Records from a data source
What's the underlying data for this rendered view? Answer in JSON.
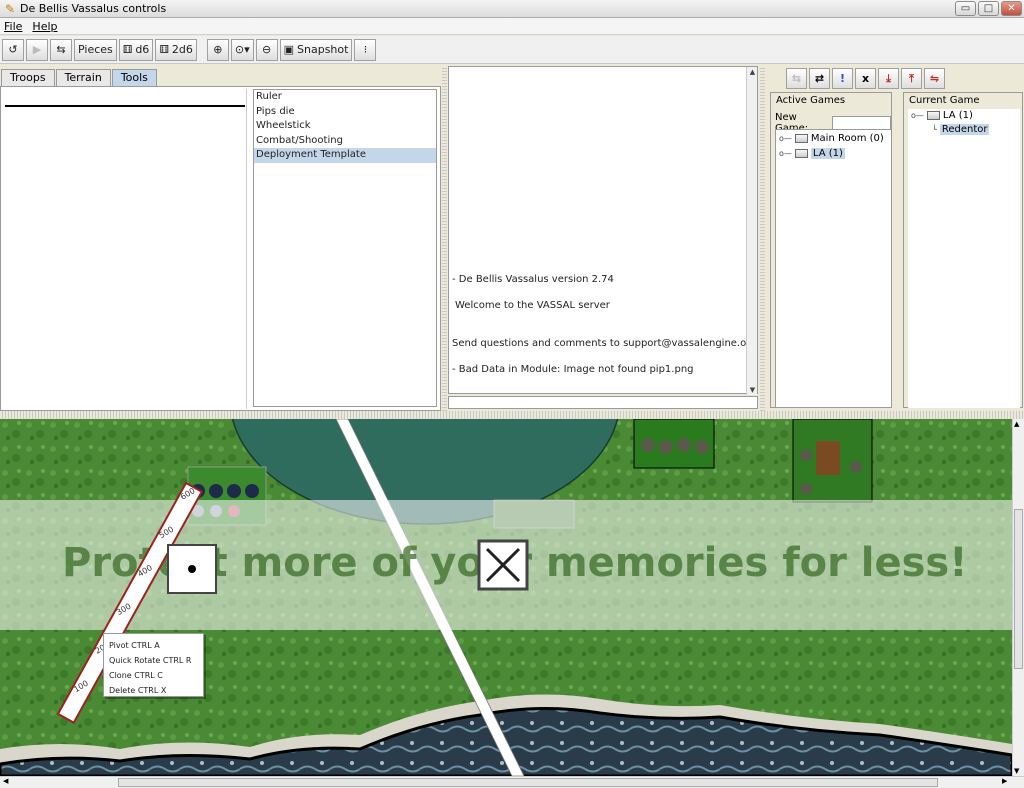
{
  "window": {
    "title": "De Bellis Vassalus controls",
    "app_icon": "vassal-icon",
    "buttons": [
      "minimize",
      "maximize",
      "close"
    ]
  },
  "menu": {
    "items": [
      "File",
      "Help"
    ]
  },
  "toolbar": {
    "pieces_label": "Pieces",
    "d6_label": "d6",
    "twod6_label": "2d6",
    "snapshot_label": "Snapshot"
  },
  "left_tabs": {
    "tabs": [
      "Troops",
      "Terrain",
      "Tools"
    ],
    "active": "Tools"
  },
  "tools_list": {
    "items": [
      "Ruler",
      "Pips die",
      "Wheelstick",
      "Combat/Shooting",
      "Deployment Template"
    ],
    "selected": "Deployment Template"
  },
  "chat": {
    "lines": [
      "- De Bellis Vassalus version 2.74",
      "Welcome to the VASSAL server",
      "Send questions and comments to support@vassalengine.org",
      "- Bad Data in Module: Image not found pip1.png"
    ]
  },
  "server": {
    "active_games_title": "Active Games",
    "new_game_label": "New Game:",
    "rooms": [
      "Main Room (0)",
      "LA (1)"
    ],
    "current_game_title": "Current Game",
    "current_room": "LA (1)",
    "current_player": "Redentor"
  },
  "context_menu": {
    "items": [
      "Pivot    CTRL A",
      "Quick Rotate   CTRL R",
      "Clone   CTRL C",
      "Delete   CTRL X"
    ]
  },
  "map": {
    "ruler_marks": [
      "600",
      "500",
      "400",
      "300",
      "200",
      "100"
    ],
    "watermark": "Protect more of your memories for less!"
  },
  "colors": {
    "tab_active": "#c4d7ea",
    "grass": "#3f7d2c",
    "water": "#2a3c4a"
  }
}
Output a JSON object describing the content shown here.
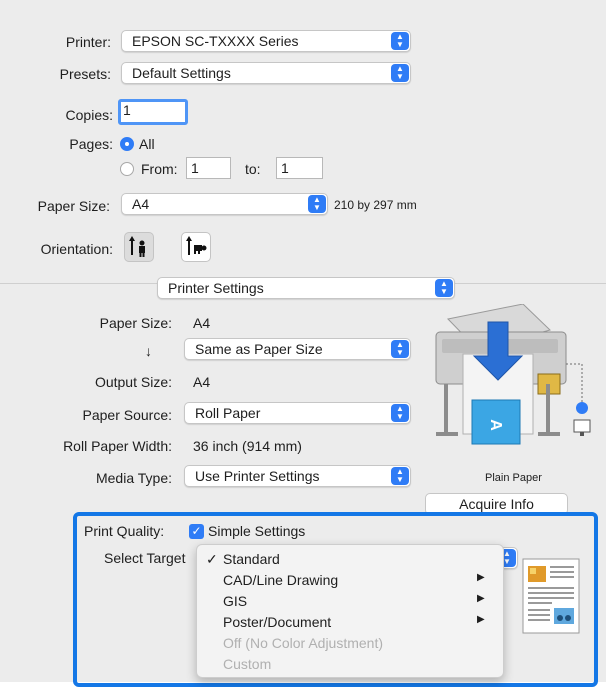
{
  "header": {
    "printer_label": "Printer:",
    "printer_value": "EPSON SC-TXXXX Series",
    "presets_label": "Presets:",
    "presets_value": "Default Settings",
    "copies_label": "Copies:",
    "copies_value": "1",
    "pages_label": "Pages:",
    "pages_all": "All",
    "pages_from": "From:",
    "pages_from_value": "1",
    "pages_to": "to:",
    "pages_to_value": "1",
    "paper_size_label": "Paper Size:",
    "paper_size_value": "A4",
    "paper_size_dims": "210 by 297 mm",
    "orientation_label": "Orientation:",
    "orientation_selected": "portrait"
  },
  "panel_selector": {
    "value": "Printer Settings"
  },
  "settings": {
    "paper_size_label": "Paper Size:",
    "paper_size_value": "A4",
    "down_arrow": "↓",
    "scale_value": "Same as Paper Size",
    "output_size_label": "Output Size:",
    "output_size_value": "A4",
    "paper_source_label": "Paper Source:",
    "paper_source_value": "Roll Paper",
    "roll_width_label": "Roll Paper Width:",
    "roll_width_value": "36 inch (914 mm)",
    "media_type_label": "Media Type:",
    "media_type_value": "Use Printer Settings",
    "preview_caption": "Plain Paper",
    "acquire_button": "Acquire Info"
  },
  "quality": {
    "label": "Print Quality:",
    "simple_settings_label": "Simple Settings",
    "simple_settings_checked": true,
    "select_target_label": "Select Target"
  },
  "target_menu": {
    "items": [
      {
        "label": "Standard",
        "checked": true,
        "submenu": false,
        "enabled": true
      },
      {
        "label": "CAD/Line Drawing",
        "checked": false,
        "submenu": true,
        "enabled": true
      },
      {
        "label": "GIS",
        "checked": false,
        "submenu": true,
        "enabled": true
      },
      {
        "label": "Poster/Document",
        "checked": false,
        "submenu": true,
        "enabled": true
      },
      {
        "label": "Off (No Color Adjustment)",
        "checked": false,
        "submenu": false,
        "enabled": false
      },
      {
        "label": "Custom",
        "checked": false,
        "submenu": false,
        "enabled": false
      }
    ]
  },
  "colors": {
    "accent": "#2f7cf6",
    "highlight_border": "#1477e6"
  }
}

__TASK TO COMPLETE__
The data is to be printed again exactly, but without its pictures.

__SOLVED EXERCISE__
What's the underlying data for this rendered view? Answer in JSON.
{
  "window": {
    "title": "De Bellis Vassalus controls",
    "app_icon": "vassal-icon",
    "buttons": [
      "minimize",
      "maximize",
      "close"
    ]
  },
  "menu": {
    "items": [
      "File",
      "Help"
    ]
  },
  "toolbar": {
    "pieces_label": "Pieces",
    "d6_label": "d6",
    "twod6_label": "2d6",
    "snapshot_label": "Snapshot"
  },
  "left_tabs": {
    "tabs": [
      "Troops",
      "Terrain",
      "Tools"
    ],
    "active": "Tools"
  },
  "tools_list": {
    "items": [
      "Ruler",
      "Pips die",
      "Wheelstick",
      "Combat/Shooting",
      "Deployment Template"
    ],
    "selected": "Deployment Template"
  },
  "chat": {
    "lines": [
      "- De Bellis Vassalus version 2.74",
      "Welcome to the VASSAL server",
      "Send questions and comments to support@vassalengine.org",
      "- Bad Data in Module: Image not found pip1.png"
    ]
  },
  "server": {
    "active_games_title": "Active Games",
    "new_game_label": "New Game:",
    "rooms": [
      "Main Room (0)",
      "LA (1)"
    ],
    "current_game_title": "Current Game",
    "current_room": "LA (1)",
    "current_player": "Redentor"
  },
  "context_menu": {
    "items": [
      "Pivot    CTRL A",
      "Quick Rotate   CTRL R",
      "Clone   CTRL C",
      "Delete   CTRL X"
    ]
  },
  "map": {
    "ruler_marks": [
      "600",
      "500",
      "400",
      "300",
      "200",
      "100"
    ],
    "watermark": "Protect more of your memories for less!"
  },
  "colors": {
    "tab_active": "#c4d7ea",
    "grass": "#3f7d2c",
    "water": "#2a3c4a"
  }
}
Output a JSON object describing the content shown here.
{
  "header": {
    "printer_label": "Printer:",
    "printer_value": "EPSON SC-TXXXX Series",
    "presets_label": "Presets:",
    "presets_value": "Default Settings",
    "copies_label": "Copies:",
    "copies_value": "1",
    "pages_label": "Pages:",
    "pages_all": "All",
    "pages_from": "From:",
    "pages_from_value": "1",
    "pages_to": "to:",
    "pages_to_value": "1",
    "paper_size_label": "Paper Size:",
    "paper_size_value": "A4",
    "paper_size_dims": "210 by 297 mm",
    "orientation_label": "Orientation:",
    "orientation_selected": "portrait"
  },
  "panel_selector": {
    "value": "Printer Settings"
  },
  "settings": {
    "paper_size_label": "Paper Size:",
    "paper_size_value": "A4",
    "down_arrow": "↓",
    "scale_value": "Same as Paper Size",
    "output_size_label": "Output Size:",
    "output_size_value": "A4",
    "paper_source_label": "Paper Source:",
    "paper_source_value": "Roll Paper",
    "roll_width_label": "Roll Paper Width:",
    "roll_width_value": "36 inch (914 mm)",
    "media_type_label": "Media Type:",
    "media_type_value": "Use Printer Settings",
    "preview_caption": "Plain Paper",
    "acquire_button": "Acquire Info"
  },
  "quality": {
    "label": "Print Quality:",
    "simple_settings_label": "Simple Settings",
    "simple_settings_checked": true,
    "select_target_label": "Select Target"
  },
  "target_menu": {
    "items": [
      {
        "label": "Standard",
        "checked": true,
        "submenu": false,
        "enabled": true
      },
      {
        "label": "CAD/Line Drawing",
        "checked": false,
        "submenu": true,
        "enabled": true
      },
      {
        "label": "GIS",
        "checked": false,
        "submenu": true,
        "enabled": true
      },
      {
        "label": "Poster/Document",
        "checked": false,
        "submenu": true,
        "enabled": true
      },
      {
        "label": "Off (No Color Adjustment)",
        "checked": false,
        "submenu": false,
        "enabled": false
      },
      {
        "label": "Custom",
        "checked": false,
        "submenu": false,
        "enabled": false
      }
    ]
  },
  "colors": {
    "accent": "#2f7cf6",
    "highlight_border": "#1477e6"
  }
}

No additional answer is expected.